- **WHAT YOU NEED TO DO**:
Pull out every line in the data that has the string "your" in it.

RECORDS TO USE Block Start

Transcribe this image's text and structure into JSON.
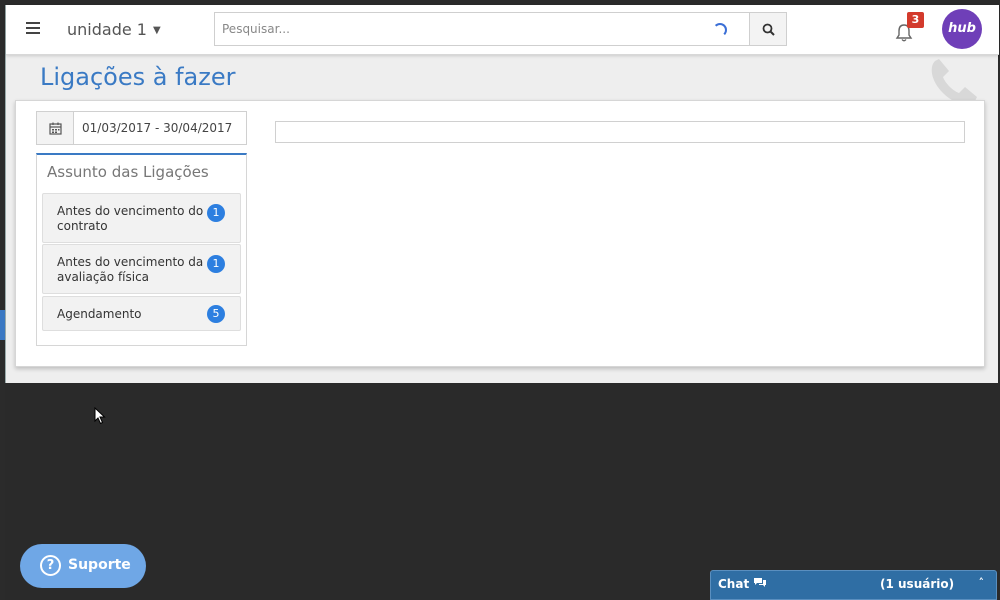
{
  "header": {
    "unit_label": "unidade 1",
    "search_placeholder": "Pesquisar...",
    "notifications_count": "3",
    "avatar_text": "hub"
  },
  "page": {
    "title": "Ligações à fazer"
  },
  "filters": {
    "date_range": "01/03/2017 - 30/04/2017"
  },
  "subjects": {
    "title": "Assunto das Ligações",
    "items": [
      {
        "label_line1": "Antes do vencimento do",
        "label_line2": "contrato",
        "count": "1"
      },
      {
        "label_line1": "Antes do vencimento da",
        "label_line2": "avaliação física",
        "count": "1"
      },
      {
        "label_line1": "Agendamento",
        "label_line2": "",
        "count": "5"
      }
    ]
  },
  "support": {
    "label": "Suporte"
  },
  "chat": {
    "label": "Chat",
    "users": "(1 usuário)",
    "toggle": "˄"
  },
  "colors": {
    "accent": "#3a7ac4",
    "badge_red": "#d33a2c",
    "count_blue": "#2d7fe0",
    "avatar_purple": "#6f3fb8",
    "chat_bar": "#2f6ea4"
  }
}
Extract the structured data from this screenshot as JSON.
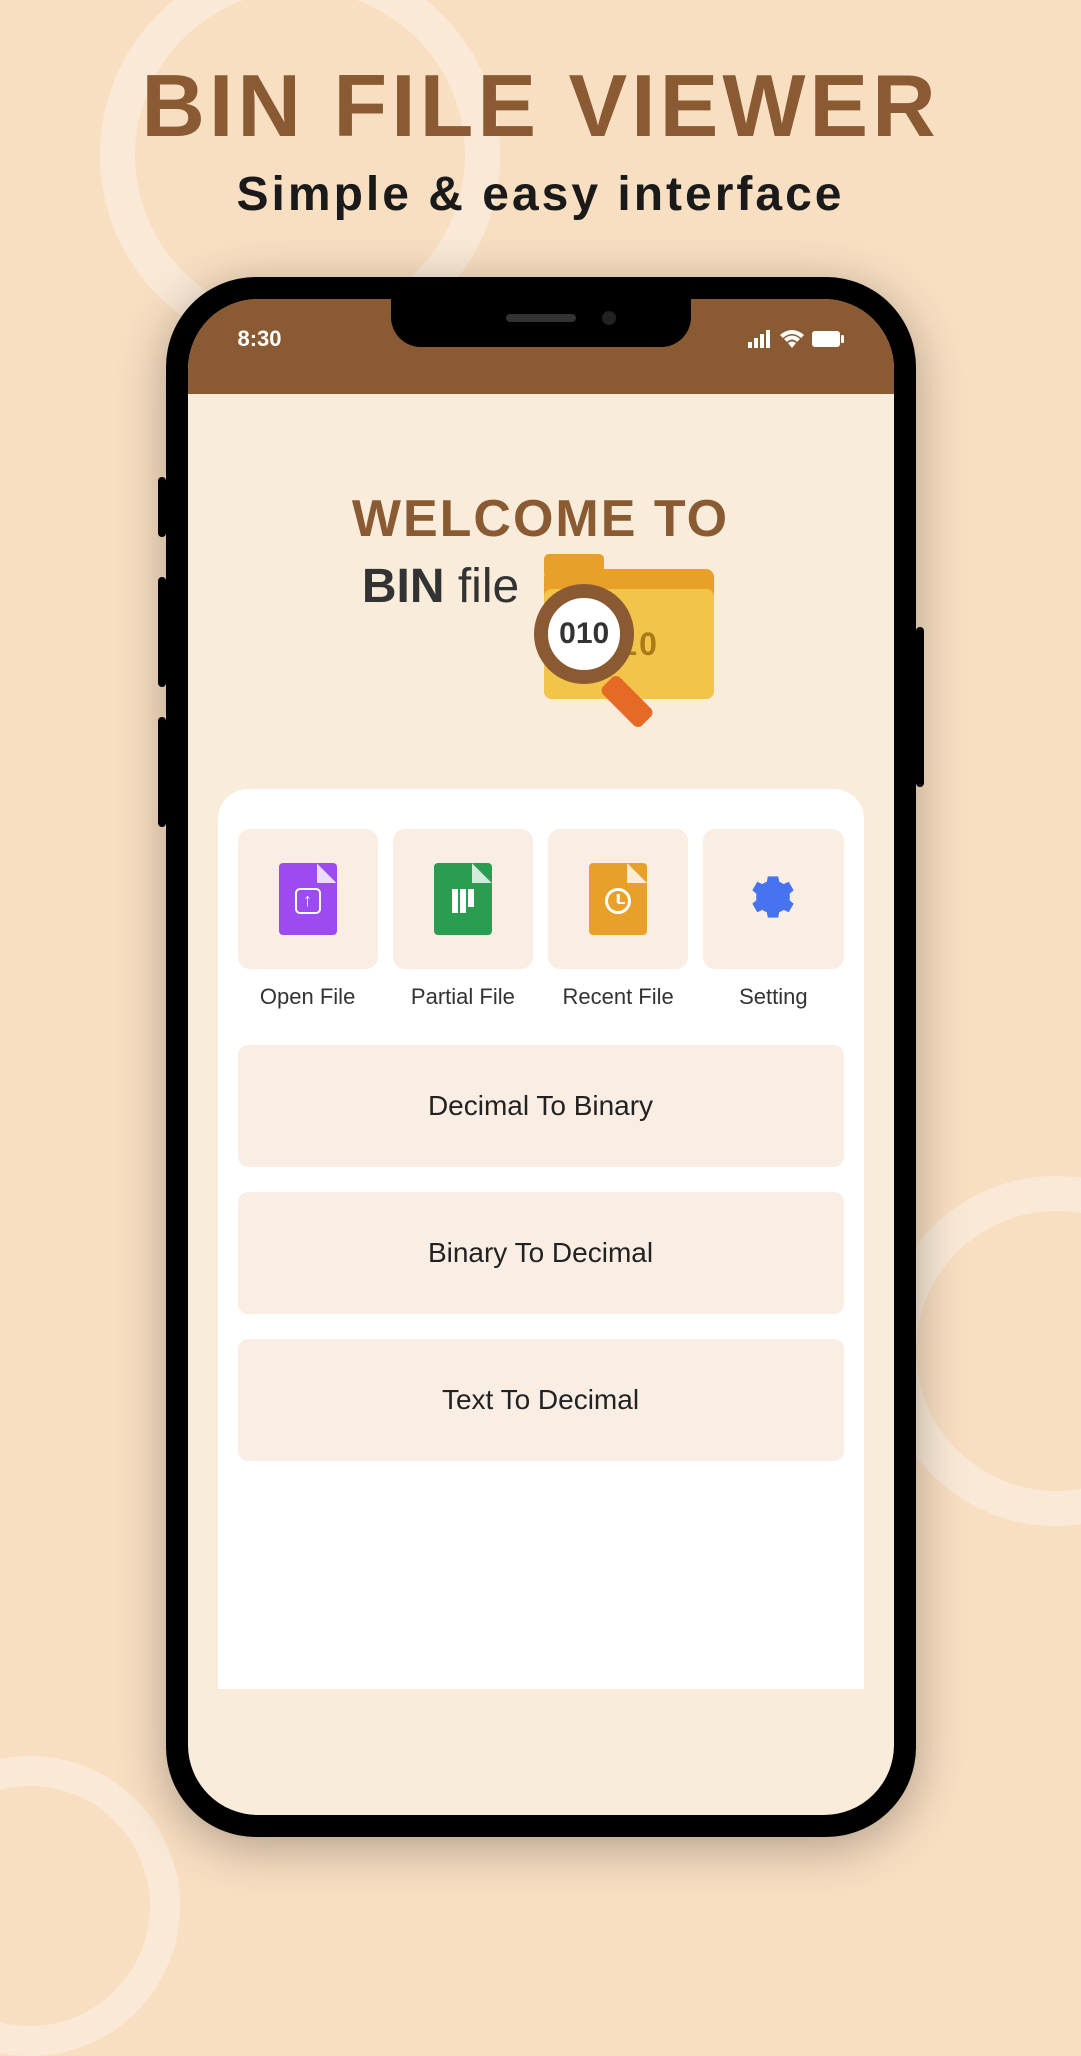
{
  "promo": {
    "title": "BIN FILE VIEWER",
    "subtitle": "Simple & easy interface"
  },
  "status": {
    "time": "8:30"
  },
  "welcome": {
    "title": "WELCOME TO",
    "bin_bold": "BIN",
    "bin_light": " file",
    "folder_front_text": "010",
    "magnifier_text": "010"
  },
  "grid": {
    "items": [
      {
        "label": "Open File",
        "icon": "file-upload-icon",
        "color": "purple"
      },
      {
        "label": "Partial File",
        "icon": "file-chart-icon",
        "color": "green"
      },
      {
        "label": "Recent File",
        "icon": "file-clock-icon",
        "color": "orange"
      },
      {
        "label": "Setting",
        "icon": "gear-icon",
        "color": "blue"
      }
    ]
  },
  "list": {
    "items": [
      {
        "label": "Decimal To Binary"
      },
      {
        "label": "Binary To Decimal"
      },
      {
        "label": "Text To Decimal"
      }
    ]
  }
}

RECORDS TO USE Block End
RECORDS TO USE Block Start

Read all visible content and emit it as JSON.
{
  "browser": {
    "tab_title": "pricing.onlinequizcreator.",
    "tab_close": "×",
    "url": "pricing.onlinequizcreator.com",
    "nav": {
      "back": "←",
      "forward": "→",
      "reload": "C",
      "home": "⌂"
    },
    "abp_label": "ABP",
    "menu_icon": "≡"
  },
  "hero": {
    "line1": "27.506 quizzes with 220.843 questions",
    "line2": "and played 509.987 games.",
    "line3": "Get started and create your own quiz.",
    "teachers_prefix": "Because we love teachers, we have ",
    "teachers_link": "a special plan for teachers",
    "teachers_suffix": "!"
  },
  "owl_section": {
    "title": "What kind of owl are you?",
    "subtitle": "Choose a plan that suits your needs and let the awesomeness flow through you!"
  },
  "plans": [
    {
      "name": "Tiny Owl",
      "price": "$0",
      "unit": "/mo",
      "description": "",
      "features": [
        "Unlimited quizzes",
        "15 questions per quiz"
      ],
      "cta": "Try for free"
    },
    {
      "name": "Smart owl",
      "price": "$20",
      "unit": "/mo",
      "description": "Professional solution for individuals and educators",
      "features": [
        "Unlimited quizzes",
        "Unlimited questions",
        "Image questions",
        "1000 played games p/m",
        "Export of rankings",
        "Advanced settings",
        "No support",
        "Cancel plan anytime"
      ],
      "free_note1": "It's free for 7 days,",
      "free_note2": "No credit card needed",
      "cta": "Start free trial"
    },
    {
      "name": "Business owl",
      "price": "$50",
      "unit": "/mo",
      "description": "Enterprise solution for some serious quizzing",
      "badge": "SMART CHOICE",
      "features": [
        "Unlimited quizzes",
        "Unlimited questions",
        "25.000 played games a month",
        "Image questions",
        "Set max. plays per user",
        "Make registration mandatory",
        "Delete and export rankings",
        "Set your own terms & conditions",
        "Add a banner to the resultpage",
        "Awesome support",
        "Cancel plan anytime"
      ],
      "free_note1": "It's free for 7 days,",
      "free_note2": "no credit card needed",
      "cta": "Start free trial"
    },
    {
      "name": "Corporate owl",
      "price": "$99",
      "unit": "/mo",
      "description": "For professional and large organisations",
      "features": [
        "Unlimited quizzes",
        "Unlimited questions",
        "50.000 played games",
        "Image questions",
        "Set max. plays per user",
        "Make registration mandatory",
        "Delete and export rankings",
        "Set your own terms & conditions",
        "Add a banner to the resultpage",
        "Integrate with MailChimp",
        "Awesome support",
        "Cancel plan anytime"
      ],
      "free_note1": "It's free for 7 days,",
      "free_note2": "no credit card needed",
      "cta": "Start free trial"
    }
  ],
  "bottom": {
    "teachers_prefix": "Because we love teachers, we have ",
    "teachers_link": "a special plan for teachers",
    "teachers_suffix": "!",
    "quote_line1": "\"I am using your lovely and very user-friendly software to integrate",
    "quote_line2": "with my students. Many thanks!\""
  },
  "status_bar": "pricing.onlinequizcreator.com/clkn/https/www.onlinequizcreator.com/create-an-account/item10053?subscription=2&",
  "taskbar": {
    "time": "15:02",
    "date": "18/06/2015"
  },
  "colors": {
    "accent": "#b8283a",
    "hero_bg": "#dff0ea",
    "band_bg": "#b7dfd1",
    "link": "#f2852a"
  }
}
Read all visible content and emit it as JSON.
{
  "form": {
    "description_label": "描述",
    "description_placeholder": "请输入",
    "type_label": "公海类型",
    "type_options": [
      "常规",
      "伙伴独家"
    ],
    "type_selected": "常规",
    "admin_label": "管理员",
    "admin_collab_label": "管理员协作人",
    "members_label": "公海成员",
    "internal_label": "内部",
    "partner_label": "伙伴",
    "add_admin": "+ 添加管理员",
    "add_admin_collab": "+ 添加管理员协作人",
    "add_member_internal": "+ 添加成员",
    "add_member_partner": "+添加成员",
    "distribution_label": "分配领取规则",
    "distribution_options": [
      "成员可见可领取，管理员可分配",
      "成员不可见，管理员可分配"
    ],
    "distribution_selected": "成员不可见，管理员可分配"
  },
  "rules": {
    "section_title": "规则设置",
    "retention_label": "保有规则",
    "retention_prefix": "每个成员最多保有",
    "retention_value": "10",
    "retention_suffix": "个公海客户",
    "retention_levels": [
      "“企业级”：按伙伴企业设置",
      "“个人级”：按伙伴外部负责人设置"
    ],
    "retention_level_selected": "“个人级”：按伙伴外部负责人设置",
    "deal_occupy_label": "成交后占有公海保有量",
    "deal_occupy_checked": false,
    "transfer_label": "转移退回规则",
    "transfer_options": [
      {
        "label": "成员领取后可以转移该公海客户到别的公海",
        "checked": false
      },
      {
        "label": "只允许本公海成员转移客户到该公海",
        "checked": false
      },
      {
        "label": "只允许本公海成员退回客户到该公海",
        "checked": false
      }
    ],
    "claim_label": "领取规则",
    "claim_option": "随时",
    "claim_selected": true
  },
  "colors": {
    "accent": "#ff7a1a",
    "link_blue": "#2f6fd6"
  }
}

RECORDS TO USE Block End
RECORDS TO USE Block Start

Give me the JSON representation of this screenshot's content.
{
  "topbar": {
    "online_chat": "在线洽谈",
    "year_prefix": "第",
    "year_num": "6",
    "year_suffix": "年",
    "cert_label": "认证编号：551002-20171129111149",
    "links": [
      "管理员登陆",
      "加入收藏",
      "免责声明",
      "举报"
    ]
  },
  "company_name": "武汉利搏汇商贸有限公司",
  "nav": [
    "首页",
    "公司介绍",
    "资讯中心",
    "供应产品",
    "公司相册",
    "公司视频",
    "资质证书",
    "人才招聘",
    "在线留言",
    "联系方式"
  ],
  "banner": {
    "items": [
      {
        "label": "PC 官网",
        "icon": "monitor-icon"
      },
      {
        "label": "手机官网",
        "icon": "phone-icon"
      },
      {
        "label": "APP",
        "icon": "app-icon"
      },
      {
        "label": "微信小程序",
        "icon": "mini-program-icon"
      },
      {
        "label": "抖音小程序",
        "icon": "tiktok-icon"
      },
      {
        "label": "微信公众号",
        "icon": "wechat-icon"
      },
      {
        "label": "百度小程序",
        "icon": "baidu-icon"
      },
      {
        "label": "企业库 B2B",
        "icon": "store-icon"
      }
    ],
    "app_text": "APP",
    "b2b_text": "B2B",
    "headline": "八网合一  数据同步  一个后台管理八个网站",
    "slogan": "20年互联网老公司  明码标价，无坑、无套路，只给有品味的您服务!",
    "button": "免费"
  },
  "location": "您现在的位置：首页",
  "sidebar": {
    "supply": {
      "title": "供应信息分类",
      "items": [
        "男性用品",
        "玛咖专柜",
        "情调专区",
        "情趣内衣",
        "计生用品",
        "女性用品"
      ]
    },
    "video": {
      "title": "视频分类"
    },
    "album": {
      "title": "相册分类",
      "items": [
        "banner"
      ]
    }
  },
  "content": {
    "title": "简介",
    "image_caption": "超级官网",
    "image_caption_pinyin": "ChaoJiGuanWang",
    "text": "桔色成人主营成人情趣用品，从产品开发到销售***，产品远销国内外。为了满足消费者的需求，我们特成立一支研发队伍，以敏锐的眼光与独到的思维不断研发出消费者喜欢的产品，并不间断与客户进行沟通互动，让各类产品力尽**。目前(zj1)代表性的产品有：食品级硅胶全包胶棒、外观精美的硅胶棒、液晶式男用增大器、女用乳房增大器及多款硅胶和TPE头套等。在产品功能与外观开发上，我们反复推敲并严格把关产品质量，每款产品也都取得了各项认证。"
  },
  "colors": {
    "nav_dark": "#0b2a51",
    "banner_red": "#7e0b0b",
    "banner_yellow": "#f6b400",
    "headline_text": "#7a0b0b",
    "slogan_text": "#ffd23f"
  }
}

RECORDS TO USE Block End

- **TASK OUTPUT**:
    "line3": "Get started and create your own quiz.",
    "subtitle": "Choose a plan that suits your needs and let the awesomeness flow through you!"
        "Set your own terms & conditions",
        "Set your own terms & conditions",
    "quote_line1": "\"I am using your lovely and very user-friendly software to integrate",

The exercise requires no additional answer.